# Logical Proposition

What is a
Logical Proposition

Since the Greek Era, people have been interested in the method of obtaining the truth with "words." How can we realize the truth from words such as "that flower is red or white" and "that flower is not white" without even looking at the flower? Certainly, from the words that were previously confirmed to be true, we can derive some other truth that is reassuring without actually finding out the truth.

One can state that it is one of the functions of words. That functionality is researched in Logic.

When either true or false is the main question, it is called "proposition." New propositions can be constructed by connecting two previously defined propositions with conjunctions. "Logical Proposition" tries to acquire the truth of the new proposition when the truth of the older propositions are already determined.

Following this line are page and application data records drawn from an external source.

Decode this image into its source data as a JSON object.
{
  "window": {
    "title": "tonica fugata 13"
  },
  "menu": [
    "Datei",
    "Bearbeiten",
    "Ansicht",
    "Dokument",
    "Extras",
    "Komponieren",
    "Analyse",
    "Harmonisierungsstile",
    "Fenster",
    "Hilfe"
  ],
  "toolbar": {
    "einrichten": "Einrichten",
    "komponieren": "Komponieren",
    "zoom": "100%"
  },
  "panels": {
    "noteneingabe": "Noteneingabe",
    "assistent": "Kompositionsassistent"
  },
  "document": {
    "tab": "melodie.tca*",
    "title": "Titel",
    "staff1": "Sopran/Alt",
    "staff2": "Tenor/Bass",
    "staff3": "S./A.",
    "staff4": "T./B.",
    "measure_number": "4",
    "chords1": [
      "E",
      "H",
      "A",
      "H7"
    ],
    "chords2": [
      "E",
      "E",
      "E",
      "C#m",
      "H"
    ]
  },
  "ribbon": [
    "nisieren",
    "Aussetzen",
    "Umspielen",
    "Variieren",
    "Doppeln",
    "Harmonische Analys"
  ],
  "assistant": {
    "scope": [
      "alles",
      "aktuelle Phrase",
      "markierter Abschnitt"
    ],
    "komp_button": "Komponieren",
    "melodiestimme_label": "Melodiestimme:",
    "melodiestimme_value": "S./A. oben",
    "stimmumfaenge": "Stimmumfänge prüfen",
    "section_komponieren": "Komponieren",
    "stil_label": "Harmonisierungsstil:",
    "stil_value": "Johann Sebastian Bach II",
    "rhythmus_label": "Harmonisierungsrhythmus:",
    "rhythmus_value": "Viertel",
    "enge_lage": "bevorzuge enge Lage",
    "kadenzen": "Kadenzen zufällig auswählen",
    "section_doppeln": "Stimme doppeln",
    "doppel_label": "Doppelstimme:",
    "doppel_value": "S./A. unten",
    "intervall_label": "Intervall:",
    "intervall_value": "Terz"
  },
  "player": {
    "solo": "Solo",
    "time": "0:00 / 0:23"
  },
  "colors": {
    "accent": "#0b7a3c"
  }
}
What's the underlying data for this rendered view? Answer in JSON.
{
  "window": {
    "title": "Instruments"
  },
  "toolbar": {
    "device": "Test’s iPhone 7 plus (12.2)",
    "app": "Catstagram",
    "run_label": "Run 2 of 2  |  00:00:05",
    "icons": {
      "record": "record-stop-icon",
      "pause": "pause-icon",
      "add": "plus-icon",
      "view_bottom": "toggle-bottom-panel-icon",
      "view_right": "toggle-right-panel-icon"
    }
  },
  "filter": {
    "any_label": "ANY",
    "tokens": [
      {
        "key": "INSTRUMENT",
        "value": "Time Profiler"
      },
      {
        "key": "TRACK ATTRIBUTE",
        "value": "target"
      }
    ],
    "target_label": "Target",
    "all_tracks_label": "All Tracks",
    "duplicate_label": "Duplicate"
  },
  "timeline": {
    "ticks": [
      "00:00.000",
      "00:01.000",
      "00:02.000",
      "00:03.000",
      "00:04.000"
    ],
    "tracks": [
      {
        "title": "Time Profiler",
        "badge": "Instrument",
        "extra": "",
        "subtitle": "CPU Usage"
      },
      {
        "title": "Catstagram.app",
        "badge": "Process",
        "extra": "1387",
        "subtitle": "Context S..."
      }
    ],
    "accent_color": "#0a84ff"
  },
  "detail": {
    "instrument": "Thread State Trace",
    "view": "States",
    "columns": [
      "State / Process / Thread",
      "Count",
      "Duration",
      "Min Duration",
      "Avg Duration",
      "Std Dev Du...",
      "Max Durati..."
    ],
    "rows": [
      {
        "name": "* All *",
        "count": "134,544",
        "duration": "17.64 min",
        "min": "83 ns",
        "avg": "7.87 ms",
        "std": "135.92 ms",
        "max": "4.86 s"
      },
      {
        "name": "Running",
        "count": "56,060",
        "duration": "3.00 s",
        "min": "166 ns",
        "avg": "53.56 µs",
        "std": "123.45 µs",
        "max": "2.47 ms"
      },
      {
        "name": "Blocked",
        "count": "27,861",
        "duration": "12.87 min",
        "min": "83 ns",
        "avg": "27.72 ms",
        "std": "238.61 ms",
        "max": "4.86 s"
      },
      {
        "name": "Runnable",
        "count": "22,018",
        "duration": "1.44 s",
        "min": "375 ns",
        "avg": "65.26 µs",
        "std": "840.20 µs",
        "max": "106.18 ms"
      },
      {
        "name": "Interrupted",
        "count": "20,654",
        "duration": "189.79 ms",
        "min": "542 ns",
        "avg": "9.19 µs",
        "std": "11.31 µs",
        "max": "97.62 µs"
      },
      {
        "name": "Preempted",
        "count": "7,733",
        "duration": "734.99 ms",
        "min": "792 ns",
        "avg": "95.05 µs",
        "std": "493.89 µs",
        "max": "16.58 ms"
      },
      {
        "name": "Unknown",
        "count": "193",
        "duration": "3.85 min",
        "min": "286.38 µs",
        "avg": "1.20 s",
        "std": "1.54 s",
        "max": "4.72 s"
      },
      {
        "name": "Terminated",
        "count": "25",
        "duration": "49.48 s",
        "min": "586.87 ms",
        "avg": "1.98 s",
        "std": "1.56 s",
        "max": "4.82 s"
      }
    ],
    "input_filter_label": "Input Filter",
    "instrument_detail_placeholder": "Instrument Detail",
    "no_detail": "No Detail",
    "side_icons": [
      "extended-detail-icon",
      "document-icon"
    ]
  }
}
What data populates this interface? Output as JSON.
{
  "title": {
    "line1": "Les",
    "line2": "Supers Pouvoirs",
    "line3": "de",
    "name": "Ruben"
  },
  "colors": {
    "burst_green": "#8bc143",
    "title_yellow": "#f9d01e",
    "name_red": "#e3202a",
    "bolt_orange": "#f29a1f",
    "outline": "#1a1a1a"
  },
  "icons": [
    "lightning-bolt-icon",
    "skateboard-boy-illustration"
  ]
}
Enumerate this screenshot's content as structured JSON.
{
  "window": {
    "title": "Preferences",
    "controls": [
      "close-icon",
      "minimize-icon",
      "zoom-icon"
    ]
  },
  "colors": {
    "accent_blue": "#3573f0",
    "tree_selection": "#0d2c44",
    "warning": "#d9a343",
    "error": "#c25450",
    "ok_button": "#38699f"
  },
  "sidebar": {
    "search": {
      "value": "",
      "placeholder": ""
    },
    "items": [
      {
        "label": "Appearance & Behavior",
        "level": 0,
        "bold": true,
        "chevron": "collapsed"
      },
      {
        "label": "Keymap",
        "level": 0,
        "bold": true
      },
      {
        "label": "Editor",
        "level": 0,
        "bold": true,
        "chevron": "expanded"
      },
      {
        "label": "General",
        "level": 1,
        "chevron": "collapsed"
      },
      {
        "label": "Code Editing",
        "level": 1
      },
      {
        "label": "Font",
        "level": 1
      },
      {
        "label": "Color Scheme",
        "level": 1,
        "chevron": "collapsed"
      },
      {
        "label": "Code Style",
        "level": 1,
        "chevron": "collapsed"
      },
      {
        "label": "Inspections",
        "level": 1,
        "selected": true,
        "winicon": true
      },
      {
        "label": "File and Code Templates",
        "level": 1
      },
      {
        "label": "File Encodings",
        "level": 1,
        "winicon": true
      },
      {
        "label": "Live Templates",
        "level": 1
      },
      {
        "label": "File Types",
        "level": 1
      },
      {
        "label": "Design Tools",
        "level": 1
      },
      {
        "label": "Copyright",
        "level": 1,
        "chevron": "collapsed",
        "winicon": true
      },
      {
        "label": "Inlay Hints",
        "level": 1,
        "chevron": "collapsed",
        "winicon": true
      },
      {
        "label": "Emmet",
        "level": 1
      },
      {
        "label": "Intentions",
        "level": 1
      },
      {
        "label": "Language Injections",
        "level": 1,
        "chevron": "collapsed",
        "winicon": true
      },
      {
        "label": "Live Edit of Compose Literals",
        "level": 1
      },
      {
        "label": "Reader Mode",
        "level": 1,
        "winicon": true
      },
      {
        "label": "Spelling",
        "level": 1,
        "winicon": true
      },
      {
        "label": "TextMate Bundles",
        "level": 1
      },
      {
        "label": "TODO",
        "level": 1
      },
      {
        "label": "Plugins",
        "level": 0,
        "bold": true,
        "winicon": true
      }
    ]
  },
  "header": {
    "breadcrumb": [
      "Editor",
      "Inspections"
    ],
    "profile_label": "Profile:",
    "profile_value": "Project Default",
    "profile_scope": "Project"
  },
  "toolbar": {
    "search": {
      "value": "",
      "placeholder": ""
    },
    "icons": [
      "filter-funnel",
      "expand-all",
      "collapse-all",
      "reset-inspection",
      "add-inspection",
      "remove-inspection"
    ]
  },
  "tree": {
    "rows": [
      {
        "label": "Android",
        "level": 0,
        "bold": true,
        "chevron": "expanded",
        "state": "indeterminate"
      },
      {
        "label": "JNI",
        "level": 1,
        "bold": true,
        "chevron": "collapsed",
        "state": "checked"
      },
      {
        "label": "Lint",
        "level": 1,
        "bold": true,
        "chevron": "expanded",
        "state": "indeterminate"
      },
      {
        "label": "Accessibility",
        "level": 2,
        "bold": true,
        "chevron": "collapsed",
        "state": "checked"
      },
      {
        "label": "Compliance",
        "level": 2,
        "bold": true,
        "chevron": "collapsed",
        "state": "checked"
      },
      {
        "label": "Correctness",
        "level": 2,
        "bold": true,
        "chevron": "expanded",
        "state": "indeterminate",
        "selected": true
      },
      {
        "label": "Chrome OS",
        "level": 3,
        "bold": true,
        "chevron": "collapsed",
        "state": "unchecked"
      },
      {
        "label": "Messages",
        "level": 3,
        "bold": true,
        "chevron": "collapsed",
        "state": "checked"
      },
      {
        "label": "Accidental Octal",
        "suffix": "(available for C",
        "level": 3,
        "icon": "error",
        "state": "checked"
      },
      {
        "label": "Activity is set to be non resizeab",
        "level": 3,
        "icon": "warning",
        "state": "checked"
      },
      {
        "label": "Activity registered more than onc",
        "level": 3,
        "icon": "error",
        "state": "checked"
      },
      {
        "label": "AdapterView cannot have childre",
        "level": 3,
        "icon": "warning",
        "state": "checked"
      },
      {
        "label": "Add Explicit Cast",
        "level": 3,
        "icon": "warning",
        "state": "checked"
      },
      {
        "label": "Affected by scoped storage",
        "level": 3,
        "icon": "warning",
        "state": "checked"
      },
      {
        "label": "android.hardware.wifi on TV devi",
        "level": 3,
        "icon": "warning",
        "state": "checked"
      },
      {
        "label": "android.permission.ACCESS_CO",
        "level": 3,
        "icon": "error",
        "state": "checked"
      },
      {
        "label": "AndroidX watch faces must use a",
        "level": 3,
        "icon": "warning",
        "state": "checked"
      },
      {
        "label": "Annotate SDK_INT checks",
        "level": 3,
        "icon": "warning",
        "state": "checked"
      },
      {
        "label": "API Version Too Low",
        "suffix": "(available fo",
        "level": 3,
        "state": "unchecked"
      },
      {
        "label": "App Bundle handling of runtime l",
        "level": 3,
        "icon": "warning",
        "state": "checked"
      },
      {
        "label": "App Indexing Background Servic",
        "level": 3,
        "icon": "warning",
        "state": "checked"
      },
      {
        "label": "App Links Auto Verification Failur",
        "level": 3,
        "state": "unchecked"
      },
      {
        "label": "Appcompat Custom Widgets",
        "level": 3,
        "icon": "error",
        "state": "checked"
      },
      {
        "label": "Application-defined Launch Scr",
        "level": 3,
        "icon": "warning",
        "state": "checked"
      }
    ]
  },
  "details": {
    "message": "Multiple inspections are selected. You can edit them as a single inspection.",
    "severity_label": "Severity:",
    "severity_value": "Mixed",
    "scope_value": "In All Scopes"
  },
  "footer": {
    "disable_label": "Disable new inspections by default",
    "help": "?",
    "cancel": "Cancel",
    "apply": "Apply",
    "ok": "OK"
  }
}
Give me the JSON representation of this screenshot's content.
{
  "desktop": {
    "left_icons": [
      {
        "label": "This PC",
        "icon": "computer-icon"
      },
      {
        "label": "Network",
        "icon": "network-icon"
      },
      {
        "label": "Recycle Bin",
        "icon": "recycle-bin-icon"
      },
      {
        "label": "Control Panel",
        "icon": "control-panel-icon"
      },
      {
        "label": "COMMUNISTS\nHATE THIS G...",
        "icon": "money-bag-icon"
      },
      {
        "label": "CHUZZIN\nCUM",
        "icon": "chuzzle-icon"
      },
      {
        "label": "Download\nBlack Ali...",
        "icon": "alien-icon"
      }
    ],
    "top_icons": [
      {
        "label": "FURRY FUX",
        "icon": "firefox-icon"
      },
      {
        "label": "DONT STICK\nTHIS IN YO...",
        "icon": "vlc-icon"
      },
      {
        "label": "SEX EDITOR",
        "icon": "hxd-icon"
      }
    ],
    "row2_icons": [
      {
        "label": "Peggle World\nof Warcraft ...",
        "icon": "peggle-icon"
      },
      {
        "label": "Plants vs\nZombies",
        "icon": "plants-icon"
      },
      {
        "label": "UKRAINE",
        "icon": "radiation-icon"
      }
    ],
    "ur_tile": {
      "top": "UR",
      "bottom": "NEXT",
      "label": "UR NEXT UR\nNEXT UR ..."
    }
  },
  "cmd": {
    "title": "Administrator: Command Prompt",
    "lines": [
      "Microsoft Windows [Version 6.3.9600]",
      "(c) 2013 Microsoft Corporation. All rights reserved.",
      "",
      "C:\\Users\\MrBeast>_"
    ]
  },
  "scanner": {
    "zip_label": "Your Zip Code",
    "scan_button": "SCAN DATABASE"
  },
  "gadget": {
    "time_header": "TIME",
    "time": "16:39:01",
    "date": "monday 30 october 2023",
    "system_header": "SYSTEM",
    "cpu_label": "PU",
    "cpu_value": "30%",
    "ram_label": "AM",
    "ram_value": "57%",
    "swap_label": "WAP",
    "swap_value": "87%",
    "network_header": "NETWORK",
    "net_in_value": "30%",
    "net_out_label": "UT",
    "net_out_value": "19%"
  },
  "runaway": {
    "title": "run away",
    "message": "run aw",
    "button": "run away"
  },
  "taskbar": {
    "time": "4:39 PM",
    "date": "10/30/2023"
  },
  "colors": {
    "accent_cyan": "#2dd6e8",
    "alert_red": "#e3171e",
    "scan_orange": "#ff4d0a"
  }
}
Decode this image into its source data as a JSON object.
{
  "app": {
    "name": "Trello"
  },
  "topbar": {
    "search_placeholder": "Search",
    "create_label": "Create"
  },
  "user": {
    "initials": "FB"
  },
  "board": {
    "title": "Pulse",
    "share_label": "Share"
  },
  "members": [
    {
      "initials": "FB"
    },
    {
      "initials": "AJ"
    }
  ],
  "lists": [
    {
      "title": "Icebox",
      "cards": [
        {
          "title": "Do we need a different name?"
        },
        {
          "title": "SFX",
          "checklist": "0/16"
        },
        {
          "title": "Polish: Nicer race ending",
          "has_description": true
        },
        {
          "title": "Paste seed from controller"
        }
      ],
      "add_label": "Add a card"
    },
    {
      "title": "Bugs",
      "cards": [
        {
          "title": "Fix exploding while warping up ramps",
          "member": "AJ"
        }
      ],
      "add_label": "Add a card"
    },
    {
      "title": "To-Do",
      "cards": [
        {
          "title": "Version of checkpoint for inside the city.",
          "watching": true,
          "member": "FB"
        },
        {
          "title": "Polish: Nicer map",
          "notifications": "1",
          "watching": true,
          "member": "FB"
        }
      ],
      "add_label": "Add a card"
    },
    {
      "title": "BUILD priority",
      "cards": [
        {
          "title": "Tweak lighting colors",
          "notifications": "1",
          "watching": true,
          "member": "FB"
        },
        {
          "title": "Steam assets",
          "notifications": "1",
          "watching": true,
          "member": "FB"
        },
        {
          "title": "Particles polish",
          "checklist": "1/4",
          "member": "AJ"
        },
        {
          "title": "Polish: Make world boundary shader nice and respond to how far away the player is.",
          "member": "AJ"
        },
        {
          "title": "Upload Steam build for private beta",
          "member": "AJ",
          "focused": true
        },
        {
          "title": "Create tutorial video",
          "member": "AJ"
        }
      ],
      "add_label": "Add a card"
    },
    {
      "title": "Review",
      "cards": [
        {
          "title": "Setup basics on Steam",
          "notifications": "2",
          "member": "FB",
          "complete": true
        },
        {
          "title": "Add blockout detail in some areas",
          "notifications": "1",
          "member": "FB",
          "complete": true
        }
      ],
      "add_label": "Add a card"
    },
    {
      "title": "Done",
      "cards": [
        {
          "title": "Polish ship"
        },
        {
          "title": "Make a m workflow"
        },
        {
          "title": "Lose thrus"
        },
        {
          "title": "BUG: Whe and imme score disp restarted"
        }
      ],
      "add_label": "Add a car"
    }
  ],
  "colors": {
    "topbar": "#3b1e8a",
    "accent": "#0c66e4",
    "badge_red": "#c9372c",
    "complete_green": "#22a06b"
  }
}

True is expressed with T and false is expressed with F. AND, OR, exclusive or (XOR), imply (IMP), and equivalent (EQV) are conjunctions. Prefixing NOT only changes the value of one proposition. The above is called a "Logical Proposition."